The court’s decision came after a Portland, Oregon-based dance rock band called The Slants, led by an Asian-American frontman named Simon Tam, attempted to register their name with the national trademark office in 2011 and was rejected on the grounds that the name might be offensive to Asian Americans. Tam brought a lawsuit and won his case in the US Court of Appeals for the Federal Circuit in 2015; today, the Supreme Court affirmed the lower court’s decision.

According to Tam, the band name is meant to reclaim the racial slur as a “badge of pride.”

But as Quartz noted last year, a court affirmation that the potentially incendiary name is acceptable—and especially now that is has been upheld by the nation’s highest court—has implications beyond Tam and his band’s music.
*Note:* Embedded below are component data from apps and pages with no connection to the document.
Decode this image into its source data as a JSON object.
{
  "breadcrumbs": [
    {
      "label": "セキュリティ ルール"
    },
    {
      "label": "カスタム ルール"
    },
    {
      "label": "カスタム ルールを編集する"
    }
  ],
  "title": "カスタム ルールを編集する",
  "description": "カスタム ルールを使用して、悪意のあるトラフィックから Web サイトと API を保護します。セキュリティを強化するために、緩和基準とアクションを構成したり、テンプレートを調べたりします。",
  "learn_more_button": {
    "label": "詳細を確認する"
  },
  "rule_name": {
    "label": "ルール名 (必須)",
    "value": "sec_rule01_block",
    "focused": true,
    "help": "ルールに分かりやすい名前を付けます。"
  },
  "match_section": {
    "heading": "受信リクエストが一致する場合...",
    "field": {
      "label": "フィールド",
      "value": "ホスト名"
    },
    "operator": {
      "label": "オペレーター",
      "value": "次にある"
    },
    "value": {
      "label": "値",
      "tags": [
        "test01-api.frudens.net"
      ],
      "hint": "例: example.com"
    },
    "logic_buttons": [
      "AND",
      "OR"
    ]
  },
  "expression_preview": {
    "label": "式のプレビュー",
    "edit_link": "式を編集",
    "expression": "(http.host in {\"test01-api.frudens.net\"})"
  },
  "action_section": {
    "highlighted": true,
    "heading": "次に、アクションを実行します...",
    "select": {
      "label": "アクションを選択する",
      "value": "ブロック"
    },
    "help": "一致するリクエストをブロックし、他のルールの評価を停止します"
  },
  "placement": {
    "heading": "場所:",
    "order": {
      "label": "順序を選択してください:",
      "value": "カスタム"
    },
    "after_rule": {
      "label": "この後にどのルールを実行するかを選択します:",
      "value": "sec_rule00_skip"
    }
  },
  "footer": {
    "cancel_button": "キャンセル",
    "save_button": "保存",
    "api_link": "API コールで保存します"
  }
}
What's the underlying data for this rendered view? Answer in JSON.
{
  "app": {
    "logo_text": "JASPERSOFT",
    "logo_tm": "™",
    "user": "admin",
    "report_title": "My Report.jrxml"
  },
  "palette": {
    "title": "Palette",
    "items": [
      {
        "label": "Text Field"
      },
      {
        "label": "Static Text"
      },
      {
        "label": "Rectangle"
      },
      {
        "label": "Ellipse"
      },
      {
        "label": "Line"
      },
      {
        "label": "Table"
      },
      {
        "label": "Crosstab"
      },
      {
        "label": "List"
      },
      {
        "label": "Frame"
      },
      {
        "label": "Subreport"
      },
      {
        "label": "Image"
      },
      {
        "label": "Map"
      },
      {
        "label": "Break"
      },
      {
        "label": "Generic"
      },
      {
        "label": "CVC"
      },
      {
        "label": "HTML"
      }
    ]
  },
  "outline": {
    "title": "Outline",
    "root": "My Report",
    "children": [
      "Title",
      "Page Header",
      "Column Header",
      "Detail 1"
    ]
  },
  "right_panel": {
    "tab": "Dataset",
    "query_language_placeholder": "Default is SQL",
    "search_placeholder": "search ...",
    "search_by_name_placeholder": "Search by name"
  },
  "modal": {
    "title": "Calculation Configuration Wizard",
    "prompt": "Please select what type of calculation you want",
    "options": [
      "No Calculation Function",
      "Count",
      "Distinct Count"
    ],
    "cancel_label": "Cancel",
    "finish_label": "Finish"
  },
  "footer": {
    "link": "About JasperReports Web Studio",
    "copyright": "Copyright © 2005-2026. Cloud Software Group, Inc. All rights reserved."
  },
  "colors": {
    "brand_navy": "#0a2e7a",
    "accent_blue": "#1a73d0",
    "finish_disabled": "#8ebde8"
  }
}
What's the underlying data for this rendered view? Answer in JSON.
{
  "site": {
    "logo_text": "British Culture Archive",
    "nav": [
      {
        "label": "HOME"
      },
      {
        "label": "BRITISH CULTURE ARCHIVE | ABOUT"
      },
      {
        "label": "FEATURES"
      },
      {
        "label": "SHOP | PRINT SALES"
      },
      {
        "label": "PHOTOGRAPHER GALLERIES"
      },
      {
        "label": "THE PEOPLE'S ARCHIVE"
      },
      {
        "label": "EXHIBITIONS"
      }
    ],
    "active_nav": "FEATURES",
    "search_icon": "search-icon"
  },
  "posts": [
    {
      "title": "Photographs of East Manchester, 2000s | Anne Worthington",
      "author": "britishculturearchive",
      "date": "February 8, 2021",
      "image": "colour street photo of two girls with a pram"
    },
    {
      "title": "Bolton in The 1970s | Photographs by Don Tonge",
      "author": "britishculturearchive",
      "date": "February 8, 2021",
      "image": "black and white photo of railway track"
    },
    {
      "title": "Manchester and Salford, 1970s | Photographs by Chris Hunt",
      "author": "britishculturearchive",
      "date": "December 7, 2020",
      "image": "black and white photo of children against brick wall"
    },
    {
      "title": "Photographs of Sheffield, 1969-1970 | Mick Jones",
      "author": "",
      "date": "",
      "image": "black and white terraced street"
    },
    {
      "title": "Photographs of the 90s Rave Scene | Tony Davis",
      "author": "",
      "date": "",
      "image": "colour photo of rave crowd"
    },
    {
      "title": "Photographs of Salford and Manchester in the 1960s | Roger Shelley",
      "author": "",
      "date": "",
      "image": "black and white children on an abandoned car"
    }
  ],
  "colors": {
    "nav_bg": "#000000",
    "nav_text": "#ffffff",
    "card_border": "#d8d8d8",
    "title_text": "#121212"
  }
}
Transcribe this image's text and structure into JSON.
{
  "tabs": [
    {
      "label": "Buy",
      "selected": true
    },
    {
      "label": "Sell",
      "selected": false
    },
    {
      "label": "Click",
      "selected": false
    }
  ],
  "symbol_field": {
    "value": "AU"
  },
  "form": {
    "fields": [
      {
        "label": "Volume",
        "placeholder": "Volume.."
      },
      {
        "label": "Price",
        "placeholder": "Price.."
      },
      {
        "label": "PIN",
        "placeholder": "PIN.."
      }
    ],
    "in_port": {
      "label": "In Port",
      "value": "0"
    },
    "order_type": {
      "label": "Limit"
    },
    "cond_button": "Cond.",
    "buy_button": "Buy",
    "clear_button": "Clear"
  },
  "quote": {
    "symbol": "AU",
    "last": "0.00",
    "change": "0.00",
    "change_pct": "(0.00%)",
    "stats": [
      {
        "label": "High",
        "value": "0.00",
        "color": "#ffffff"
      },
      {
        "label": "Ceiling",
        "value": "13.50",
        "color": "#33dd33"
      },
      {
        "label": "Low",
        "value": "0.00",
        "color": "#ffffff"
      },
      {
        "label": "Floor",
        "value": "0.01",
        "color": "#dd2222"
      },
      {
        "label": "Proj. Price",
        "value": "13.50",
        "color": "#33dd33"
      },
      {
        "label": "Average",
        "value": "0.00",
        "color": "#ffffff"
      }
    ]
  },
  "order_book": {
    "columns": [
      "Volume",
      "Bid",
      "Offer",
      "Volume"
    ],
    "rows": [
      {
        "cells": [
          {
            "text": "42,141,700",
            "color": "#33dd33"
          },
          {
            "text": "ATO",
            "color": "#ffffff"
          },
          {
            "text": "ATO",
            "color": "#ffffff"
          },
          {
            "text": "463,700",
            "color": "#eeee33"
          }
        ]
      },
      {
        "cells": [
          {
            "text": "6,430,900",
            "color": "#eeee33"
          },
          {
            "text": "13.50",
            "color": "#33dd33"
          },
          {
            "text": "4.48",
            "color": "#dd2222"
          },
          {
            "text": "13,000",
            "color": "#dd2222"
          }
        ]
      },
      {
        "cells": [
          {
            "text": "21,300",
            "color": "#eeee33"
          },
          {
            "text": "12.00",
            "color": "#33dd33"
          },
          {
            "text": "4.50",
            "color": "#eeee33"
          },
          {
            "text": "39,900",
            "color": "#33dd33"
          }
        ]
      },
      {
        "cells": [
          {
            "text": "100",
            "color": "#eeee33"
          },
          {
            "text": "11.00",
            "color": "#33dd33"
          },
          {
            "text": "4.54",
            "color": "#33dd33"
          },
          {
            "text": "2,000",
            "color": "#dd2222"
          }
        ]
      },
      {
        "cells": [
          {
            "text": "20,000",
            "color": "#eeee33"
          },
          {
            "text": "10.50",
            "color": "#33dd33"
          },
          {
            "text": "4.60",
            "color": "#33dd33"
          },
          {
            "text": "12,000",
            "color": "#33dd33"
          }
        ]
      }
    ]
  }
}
In 2014, the Washington Redskins had their trademark canceled after facing widespread complaints the National Football League team’s name is offensive to Native Americans. (“Redskins” is an arguably derogatory term that has been used as a slur against Native Americans in the past, though some people argue that having it in the NFL is not an insult but a badge of honor.) The team’s case defending its name was rejected by a district judge in Virginia and is now awaiting hearing on appeal.

If the members of the The Slants are able to register their name, then the Redskins have a solid example on which to hinge their case. Being able to register the team name again would mean securing broader protections for the Redskins’ sprawling merchandise enterprise and reaping higher profits. Of course, there is one huge hurdle: The Supreme Court did not rule that all derogatory names are able to be trademarked, meaning that a line may need to be drawn on the degree of offensiveness allowed in the near future.